The deal comes as Lebanon, which is in the throes of an economic meltdown threatening its stability, has all but run down in foreign reserves and faces a growing shortage of fuel, medicine and other basic goods.
Lebanon has signed a deal to broker Iraqi fuel sales in hopes of alleviating a crippling financial and energy crisis in the small Mediterranean country, Lebanese and Iraqi media have reported.
The deal allows Beirut to resell 1 million tons of heavy fuel oil from Iraq – fuel that Lebanon cannot use in its own power plants – to companies who would then provide useable fuel to Lebanon over the next year.
Lebanon would offer Iraq services in exchange, Energy Minister Raymond Ghajjar said, without offering details. Local media said Iraq would benefit from Lebanese health services and agriculture consultancy.
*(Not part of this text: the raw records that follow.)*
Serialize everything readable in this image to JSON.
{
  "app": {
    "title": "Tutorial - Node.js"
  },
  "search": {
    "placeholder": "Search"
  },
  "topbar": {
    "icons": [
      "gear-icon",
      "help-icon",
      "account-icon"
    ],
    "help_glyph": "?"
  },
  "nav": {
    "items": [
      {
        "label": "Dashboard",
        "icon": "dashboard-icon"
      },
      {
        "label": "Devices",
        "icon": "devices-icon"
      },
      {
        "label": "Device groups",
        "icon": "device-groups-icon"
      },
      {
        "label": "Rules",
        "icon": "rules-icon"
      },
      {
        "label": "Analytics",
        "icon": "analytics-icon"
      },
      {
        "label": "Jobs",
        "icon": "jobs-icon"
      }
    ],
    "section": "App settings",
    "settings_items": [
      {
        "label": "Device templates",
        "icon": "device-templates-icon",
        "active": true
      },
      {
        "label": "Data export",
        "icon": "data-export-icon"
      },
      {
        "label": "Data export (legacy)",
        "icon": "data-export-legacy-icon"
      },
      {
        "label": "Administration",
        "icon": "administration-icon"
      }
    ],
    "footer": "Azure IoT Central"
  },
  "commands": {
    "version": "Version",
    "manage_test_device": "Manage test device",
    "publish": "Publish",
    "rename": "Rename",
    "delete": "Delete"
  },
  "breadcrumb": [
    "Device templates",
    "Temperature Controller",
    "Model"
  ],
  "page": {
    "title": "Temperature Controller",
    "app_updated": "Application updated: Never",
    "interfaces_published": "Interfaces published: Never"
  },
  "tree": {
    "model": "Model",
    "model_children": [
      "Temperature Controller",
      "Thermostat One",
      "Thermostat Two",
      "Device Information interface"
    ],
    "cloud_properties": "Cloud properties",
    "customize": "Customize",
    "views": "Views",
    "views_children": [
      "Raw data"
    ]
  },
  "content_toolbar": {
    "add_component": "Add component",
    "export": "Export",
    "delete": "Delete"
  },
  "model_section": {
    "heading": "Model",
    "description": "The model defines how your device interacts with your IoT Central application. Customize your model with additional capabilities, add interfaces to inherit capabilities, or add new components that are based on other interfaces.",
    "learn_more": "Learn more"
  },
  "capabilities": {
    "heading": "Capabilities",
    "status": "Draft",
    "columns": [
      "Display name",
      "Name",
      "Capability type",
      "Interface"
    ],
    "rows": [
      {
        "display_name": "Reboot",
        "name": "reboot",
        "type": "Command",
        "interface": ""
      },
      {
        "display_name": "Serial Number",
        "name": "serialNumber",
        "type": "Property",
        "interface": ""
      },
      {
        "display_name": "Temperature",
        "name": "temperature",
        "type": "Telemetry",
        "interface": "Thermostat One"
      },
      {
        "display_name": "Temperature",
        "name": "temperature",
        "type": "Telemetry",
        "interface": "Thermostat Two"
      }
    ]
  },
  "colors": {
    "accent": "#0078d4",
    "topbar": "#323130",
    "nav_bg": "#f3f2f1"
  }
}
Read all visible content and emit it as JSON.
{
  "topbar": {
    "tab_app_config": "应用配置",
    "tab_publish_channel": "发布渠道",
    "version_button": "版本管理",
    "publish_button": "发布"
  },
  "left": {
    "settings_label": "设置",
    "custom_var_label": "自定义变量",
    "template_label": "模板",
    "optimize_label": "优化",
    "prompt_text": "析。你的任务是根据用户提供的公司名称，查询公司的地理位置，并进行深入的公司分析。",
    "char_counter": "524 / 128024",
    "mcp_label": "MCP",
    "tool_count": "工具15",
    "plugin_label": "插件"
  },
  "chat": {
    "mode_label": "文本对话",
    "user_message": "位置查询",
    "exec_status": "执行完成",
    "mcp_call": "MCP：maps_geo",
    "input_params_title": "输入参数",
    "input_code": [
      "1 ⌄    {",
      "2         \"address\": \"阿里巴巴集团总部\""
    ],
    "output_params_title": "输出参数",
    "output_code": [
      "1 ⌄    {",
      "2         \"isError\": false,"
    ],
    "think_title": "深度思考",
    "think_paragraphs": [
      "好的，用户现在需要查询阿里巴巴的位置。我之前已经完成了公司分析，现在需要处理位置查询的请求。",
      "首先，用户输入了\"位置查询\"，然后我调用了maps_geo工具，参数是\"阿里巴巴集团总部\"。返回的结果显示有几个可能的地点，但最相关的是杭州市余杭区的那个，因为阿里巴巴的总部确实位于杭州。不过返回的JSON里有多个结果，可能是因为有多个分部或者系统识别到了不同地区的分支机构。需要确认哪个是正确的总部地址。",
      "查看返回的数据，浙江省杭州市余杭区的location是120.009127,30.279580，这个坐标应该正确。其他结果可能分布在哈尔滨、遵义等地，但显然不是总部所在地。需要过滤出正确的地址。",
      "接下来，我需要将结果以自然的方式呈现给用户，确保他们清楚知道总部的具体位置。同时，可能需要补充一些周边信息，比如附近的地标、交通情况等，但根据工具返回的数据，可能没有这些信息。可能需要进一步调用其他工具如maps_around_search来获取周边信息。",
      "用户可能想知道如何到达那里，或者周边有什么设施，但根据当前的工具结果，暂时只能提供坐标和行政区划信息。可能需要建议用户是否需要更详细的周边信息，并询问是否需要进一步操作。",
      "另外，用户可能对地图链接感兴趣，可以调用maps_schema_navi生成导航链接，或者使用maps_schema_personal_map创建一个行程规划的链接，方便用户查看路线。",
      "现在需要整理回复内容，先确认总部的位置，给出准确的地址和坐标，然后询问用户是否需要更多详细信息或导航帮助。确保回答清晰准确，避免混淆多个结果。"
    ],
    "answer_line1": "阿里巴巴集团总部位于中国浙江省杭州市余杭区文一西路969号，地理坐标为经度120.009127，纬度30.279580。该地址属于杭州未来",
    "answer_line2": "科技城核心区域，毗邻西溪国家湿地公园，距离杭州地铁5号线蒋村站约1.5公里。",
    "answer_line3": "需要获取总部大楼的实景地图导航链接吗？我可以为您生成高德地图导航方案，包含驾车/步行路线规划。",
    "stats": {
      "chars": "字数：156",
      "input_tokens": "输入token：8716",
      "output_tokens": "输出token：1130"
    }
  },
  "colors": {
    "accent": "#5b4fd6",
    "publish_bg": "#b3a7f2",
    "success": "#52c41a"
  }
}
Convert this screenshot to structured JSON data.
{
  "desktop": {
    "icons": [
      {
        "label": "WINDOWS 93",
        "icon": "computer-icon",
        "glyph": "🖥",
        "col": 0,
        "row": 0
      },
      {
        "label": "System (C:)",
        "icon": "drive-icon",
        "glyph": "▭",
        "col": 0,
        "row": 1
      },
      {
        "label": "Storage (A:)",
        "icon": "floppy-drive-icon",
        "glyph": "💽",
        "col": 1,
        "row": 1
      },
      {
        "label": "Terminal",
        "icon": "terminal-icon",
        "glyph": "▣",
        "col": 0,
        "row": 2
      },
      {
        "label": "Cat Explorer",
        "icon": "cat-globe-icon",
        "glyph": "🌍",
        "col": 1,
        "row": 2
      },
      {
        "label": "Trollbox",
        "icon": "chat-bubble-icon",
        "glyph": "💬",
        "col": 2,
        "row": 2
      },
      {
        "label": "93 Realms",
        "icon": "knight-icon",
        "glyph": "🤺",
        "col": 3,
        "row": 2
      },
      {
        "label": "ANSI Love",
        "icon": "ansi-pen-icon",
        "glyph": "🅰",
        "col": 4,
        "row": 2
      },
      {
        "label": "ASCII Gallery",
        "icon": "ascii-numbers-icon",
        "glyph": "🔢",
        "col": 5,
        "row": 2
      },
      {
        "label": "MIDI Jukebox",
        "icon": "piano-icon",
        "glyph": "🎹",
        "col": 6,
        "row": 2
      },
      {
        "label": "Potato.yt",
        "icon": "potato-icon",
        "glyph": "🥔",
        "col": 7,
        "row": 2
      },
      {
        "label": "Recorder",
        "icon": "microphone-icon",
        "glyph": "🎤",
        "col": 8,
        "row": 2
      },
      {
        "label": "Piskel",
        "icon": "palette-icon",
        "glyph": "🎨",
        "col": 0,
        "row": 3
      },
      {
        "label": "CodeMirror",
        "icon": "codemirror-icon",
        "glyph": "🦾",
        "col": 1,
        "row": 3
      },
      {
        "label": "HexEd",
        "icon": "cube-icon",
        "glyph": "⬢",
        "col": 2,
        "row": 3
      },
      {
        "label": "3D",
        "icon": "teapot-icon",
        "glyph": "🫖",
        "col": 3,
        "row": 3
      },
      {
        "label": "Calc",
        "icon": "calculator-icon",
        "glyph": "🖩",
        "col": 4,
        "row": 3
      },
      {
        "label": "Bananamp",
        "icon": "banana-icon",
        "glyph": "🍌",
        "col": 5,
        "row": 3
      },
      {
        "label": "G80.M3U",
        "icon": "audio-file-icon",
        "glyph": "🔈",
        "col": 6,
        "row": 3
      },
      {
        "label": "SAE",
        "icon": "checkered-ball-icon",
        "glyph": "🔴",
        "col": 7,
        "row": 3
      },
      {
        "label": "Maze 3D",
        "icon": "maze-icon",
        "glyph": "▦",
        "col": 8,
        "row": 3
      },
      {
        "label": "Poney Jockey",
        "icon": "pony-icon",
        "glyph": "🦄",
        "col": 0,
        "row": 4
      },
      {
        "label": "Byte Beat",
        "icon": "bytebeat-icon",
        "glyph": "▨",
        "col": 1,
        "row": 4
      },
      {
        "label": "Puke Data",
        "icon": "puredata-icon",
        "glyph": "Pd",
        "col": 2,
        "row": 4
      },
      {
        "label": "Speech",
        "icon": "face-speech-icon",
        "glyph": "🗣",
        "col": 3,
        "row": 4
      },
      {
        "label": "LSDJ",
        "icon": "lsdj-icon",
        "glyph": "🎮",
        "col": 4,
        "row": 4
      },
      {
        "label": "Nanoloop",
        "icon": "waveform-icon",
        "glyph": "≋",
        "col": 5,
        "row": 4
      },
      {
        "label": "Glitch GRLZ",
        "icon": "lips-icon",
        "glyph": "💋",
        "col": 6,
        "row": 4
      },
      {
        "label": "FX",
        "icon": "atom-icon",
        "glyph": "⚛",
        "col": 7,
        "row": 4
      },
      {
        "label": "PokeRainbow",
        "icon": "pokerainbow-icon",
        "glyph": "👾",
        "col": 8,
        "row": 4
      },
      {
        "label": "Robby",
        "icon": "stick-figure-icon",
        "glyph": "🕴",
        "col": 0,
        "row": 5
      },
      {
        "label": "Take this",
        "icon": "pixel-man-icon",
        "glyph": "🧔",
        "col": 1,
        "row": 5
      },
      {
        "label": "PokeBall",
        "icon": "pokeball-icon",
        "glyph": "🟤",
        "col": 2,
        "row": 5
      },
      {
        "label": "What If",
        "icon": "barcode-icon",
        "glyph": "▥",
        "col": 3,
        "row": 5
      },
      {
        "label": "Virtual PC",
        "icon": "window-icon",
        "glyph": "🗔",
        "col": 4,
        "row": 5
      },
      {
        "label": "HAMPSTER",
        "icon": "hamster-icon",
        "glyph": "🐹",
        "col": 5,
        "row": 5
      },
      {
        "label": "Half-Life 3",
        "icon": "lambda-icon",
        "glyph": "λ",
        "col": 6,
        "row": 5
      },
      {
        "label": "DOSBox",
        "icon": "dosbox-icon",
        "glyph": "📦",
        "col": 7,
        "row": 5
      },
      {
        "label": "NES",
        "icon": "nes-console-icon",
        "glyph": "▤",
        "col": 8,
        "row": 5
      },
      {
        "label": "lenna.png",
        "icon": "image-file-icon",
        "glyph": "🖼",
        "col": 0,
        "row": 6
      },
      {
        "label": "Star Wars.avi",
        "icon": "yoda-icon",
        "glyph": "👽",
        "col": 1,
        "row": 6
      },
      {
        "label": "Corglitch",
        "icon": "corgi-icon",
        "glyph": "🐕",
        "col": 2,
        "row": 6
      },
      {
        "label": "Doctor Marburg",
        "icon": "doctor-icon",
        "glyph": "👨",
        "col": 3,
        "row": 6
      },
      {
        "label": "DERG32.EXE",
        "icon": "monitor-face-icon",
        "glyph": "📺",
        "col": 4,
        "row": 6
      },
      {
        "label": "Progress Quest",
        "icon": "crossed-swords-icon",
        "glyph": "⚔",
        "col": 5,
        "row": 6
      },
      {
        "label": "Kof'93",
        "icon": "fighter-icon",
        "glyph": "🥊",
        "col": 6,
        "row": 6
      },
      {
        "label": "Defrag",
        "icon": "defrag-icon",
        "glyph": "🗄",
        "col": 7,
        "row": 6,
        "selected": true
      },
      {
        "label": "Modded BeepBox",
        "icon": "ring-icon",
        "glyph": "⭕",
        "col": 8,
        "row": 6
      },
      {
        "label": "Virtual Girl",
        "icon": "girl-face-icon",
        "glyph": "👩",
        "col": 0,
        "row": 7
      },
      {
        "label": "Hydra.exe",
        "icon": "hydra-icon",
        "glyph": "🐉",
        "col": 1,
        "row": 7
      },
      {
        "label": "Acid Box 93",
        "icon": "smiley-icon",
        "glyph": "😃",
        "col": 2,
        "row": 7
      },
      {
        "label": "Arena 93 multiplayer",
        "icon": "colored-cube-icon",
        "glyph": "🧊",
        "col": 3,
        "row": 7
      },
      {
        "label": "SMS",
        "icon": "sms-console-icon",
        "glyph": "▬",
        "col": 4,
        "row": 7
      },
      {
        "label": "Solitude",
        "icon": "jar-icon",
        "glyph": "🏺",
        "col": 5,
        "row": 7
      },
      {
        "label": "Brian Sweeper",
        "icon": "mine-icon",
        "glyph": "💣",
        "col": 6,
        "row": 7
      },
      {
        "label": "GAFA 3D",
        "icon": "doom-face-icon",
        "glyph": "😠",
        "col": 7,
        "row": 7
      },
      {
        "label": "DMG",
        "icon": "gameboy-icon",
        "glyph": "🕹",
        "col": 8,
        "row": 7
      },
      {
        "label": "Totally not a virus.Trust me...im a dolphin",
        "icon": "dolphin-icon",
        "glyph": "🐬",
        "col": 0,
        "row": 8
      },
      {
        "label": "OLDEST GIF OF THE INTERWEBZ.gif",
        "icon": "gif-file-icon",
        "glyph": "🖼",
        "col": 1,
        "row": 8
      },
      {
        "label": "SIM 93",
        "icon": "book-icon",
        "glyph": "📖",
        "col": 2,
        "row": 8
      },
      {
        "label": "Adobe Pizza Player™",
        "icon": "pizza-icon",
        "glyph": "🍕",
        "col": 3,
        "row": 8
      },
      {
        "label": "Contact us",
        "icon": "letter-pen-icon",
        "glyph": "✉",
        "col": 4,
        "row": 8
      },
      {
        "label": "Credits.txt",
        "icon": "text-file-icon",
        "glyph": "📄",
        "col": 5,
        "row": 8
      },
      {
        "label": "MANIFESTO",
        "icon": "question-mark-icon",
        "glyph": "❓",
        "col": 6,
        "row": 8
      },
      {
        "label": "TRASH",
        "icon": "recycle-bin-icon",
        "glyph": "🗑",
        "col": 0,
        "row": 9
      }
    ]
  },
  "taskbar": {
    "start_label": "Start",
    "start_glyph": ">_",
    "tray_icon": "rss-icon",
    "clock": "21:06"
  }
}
The swap, which Ghajjar estimates is valued at between $300-400 million, could offer a brief respite to Lebanon’s worsening power cuts and bring funds to its cash-strapped government. But a structural power solution, in a sector steeped in corruption and political interference, is far from sight.
Fuel oil in exchange for services, products
Blackouts have been a fixture in Lebanon since the end of its 15-year civil war in 1990, and the small country relies on imported fuel. But the problem has intensified as the government grapples with unprecedented financial problems, and considers lifting fuel subsidies.
“The Iraqi state agreed to open an account in Lebanon's Central Bank in exchange for this fuel. This account is managed by the Iraqi Finance Ministry through which it buys services inside Lebanon... in Lebanese pounds,” Ghajjar said. Then Lebanon resells the fuel in exchange for fuel it can use in its plants.
“We hope other Arab countries follow suit and give us this opportunity because it is really a golden opportunity for us,” Ghajjar said at Beirut International Airport upon his return from Baghdad.
A statement from Iraq’s Prime Minister’s office said the 1 million barrels of fuel oil would be offered to Lebanon in exchange for services and products, although neither side immediately mentioned what these were.
Unprecedented Energy crisis
Lebanon's state electricity company has most recently been providing no more than four hours of power a day, leaving private generator operators as the main providers. Diesel supplies have dwindled, and long queues stretch outside gas stations each day.
Government officials have also complained of widespread smuggling to neighbouring Syria, which is also facing an economic crisis following a decade of war.
Lebanon defaulted on its foreign debt last year and struggled to pay suppliers.
The Central Bank has been limiting credit to purchases of basic supplies, including fuel and medicine.
The energy crisis has reached unprecedented levels in Lebanon. Generator operators warned Friday they would have to turn off their engines as diesel shortages have worsened and prices on the black market have reached exorbitant levels.
Hospitals are rationing their consumption, shutting off air conditioning in waiting areas, while bakeries in some parts of Lebanon have stopped their ovens altogether.
Supermarkets have warned that the power shortages threaten their merchandise and endanger food safety.
The UN children's agency, UNICEF, has warned that most water pumping will gradually cease across the country in the next four to six weeks, putting more than four million people, including one million refugees, in immediate risk of losing access to safe water.